  • $ (X_t)_{t\ge0}$ be an $ E$ -valued càdlàg process on $ (\Omega,\mathcal A,\operatorname P)$ with $ $ \operatorname E\left[f(X_t)\mid(X_r)_{r\le s}\right]=(T(t-s)f)(X_s)\;\;\;\text{almost surely}\tag1$ $ for all $ f\in C_0(E)$ and $ t\ge s\ge0$
  • $ (X^n_t)_{t\ge0}$ be an $ E$ -valued càdlàg process on $ (\Omega,\mathcal A,\operatorname P)$ with $ $ \operatorname E\left[f(X^n_t)\mid(X^n_r)_{r\le s}\right]=(T_n(t-s)f)(X_s)\;\;\;\text{almost surely}\tag2$ $ for all $ f\in C_b(E)$ and $ t\ge s\ge 0$

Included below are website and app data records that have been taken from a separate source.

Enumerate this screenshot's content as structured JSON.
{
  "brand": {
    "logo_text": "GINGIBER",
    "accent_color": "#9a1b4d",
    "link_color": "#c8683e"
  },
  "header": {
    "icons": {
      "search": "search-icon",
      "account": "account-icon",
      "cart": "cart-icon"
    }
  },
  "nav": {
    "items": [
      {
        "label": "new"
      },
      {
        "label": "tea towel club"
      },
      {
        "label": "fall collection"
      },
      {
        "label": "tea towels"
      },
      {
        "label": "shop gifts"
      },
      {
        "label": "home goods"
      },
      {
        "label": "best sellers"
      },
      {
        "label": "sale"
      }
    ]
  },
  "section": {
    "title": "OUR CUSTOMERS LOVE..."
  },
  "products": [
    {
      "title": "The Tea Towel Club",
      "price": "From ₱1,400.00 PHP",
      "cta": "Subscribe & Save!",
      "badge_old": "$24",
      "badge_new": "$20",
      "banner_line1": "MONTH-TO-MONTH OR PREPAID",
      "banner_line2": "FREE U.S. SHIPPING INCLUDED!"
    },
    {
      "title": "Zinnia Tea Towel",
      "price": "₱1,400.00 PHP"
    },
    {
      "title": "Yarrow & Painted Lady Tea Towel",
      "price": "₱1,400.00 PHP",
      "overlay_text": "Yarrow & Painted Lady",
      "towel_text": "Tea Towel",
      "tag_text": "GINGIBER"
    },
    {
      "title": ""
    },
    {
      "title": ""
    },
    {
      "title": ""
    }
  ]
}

Assume $ $ X^n_0\xrightarrow{n\to\infty}X_0\tag3$ $ weakly and that for all $ f\in\mathcal D(A)$ and $ t\ge0$ , there is a $ (B_n)_{n\in\mathbb N}\subseteq\mathcal B(E)$ and a $ (f_n)_{n\in\mathbb N}\subseteq B(E)$ with $ $ \operatorname P\left[\forall s\in[0,t]:X^n_s\in B_n\right]\xrightarrow{n\to\infty}1\tag4,$ $ $ $ \sup_{n\in\mathbb N}\left\|f_n\right\|_\infty<\infty\tag5$ $ and $ $ \left\|f_n-f\right\|_{B_n}+\left\|A_nf_n-Af\right\|_{B_n}\xrightarrow{n\to\infty}0\tag6$ $ (where $ \left\|g\right\|_{B_n}:=\sup_{x\in B_n}|g(x)|$ ).

Fix $ f\in\mathcal D(A)$ and $ t\ge 0$ . Are we able to conclude $ \operatorname E\left[f(X^n_t)\right]\xrightarrow{n\to\infty}\operatorname E\left[f(X_t)\right]$ ?

The claim would follow from $ $ \operatorname E\left[f(X^n_t)-(T(t)f)(X^n_0)\right]\xrightarrow{n\to\infty}0.\tag7$ $ We know that there are $ B_n$ and $ f_n$ as above. Let $ U^n:=f_n(X^n)$ and $ V^n:=(A_nf_n)(X^n)$ . Then we may somehow use that $ U^n-\int_0^{\;\cdot\;}V^n_s\:{\rm d}s$ is a martingale. Maybe we need to stop this martingale at $ $ \tau_n:=\inf\left\{t>0:\left(\int_0^t\left|(A_nf_n)(X^n_s)\right|^2\:{\rm d}s\right)^2>\sqrt t(\left\|Af\right\|_\infty+1)\right\},$ $ noting that $ \operatorname P\left[\tau_n\le t\right]\xrightarrow{n\to\infty}0$ . The idea is that we may insert this martingale in $ (7)$ and somehow show the convergence.

Remark: There is a superior result in section 8 of chapter 4 in the book of Ethier and Kurtz, but I would like to find a direct proof in this special situation.

Can we recover the metric by knowing volume and area?

Does someone know that what is the definition of area of a manifold? and then

Question: Can we recover the metric by knowing its volume and area?

In the simplest case ($ n=1$ ) I don’t know whether two simple closed curve of the same area and circumference are congruent or not!! Any explanation, proof, reference or counterexample would be very appreciated.